Sunday, November 11, 2007

And the good news is

My doctor is wearing his surgical gear. He looks like a Guantanamo Bay inmate who got given blue instead of orange. I’ve never seen him in anything other than his usual uniform of khaki trousers, plain shirt and sober tie. It’s a bit of a shock. He looks a lot younger in his loose fitting clown pyjama get-up. As he greets me we share an awkward moment and he smiles as if to say, yeah I know I look daft. I can’t look him in the eyes. No good looking at the floor either, he’s wearing plastic sandals. This is not a good look. My doctor is not coming across like a man who saves lives for a living; more like someone who makes balloon animals at children’s parties. He directs me through a door, “We’ll go in here. It’s the room we break the bad news in.” Whoa, back up Coco, whaddaya mean the room we break the bad news in? My mind revs into action. “Take a seat, Martin.” This is it, this exactly how it happens on TV. I take in my surroundings. There’s the box of Kleenex on the coffee table. Oh God. I mentally brace myself for the worst. Next to the Kleenex is a plastic model of the intestines, to help explain things probably. I know the drill; I’ve seen Casualty. In the middle of the coffee table is the ubiquitous bunch of flowers. Come on, balloon bender, give it to me straight. Don’t pull any punches. The pictures on the walls are all generic pinks and lilacs. Tell me! Tell me! Tell me! My doctor smiles beatifically and I snap to my senses at once. There is no bad news. How could there be? I haven’t had any tests done recently. I’m not waiting for the results of anything. The ‘bad news’ room just happened to be convenient. I’m only here to pick up a new prescription and talk about swapping to different tablets. I sink back into my chair, no longer condemned. I’m lucky; I got to see the ‘bad news’ room without getting the ‘bad news’. It’s not a nice place. I know they’ve tried to make it look homely and peaceful and unscary, but for me the décor is just a bit too, well, 1989. That’s just my feelings though.

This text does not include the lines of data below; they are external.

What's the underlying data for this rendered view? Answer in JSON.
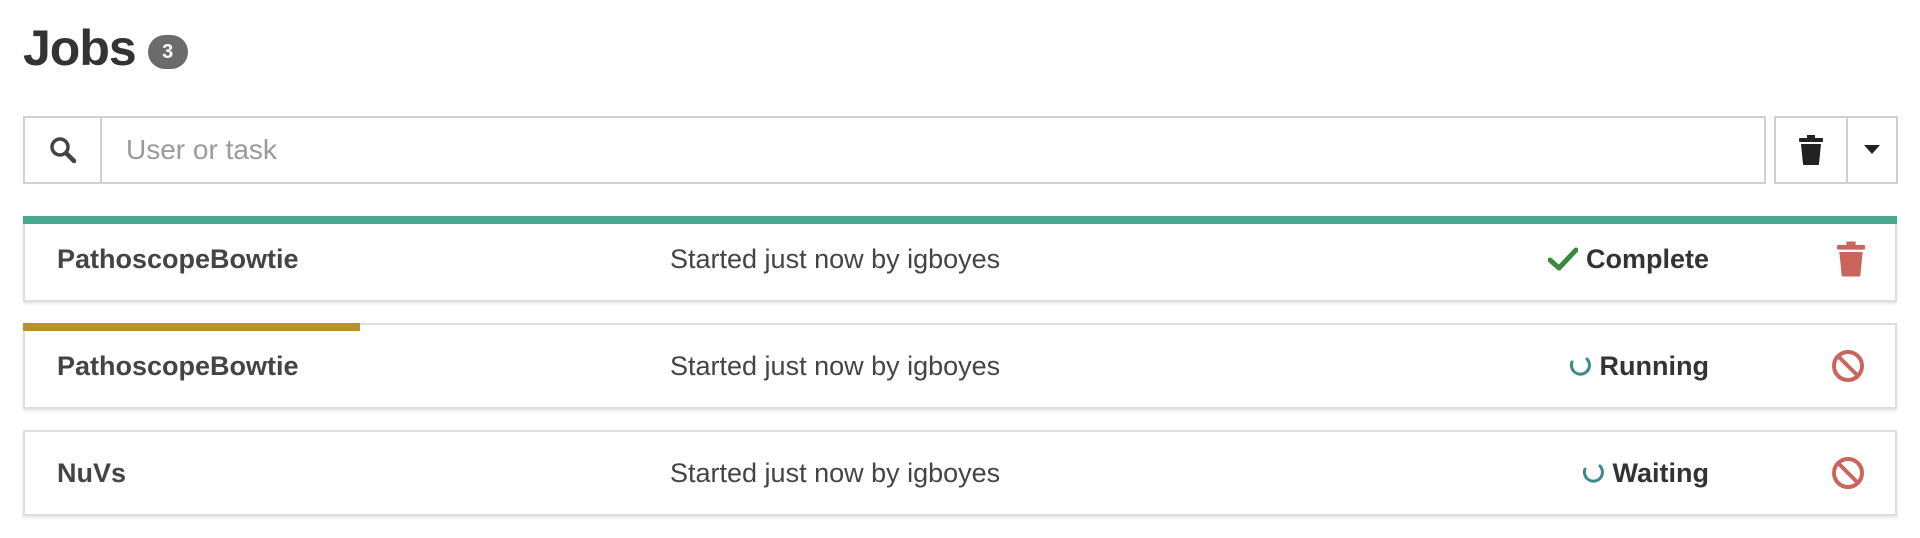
{
  "header": {
    "title": "Jobs",
    "count": "3"
  },
  "toolbar": {
    "search_placeholder": "User or task",
    "search_value": "",
    "icons": {
      "search": "search-icon",
      "clear": "trash-icon",
      "menu": "caret-down-icon"
    }
  },
  "jobs": [
    {
      "name": "PathoscopeBowtie",
      "description": "Started just now by igboyes",
      "status": "Complete",
      "status_icon": "check-icon",
      "progress": 1.0,
      "progress_color": "#4aa88f",
      "action_icon": "trash-icon",
      "action_color": "#c9655c"
    },
    {
      "name": "PathoscopeBowtie",
      "description": "Started just now by igboyes",
      "status": "Running",
      "status_icon": "spinner-icon",
      "progress": 0.18,
      "progress_color": "#b8922a",
      "action_icon": "ban-icon",
      "action_color": "#c9655c"
    },
    {
      "name": "NuVs",
      "description": "Started just now by igboyes",
      "status": "Waiting",
      "status_icon": "spinner-icon",
      "progress": 0,
      "progress_color": "#b8922a",
      "action_icon": "ban-icon",
      "action_color": "#c9655c"
    }
  ],
  "colors": {
    "complete_check": "#3b8a3b",
    "spinner": "#3a8a89",
    "danger": "#c9655c"
  }
}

Maybe psychologists somewhere have proven that 1989 is a particularly good antidote to terrible news?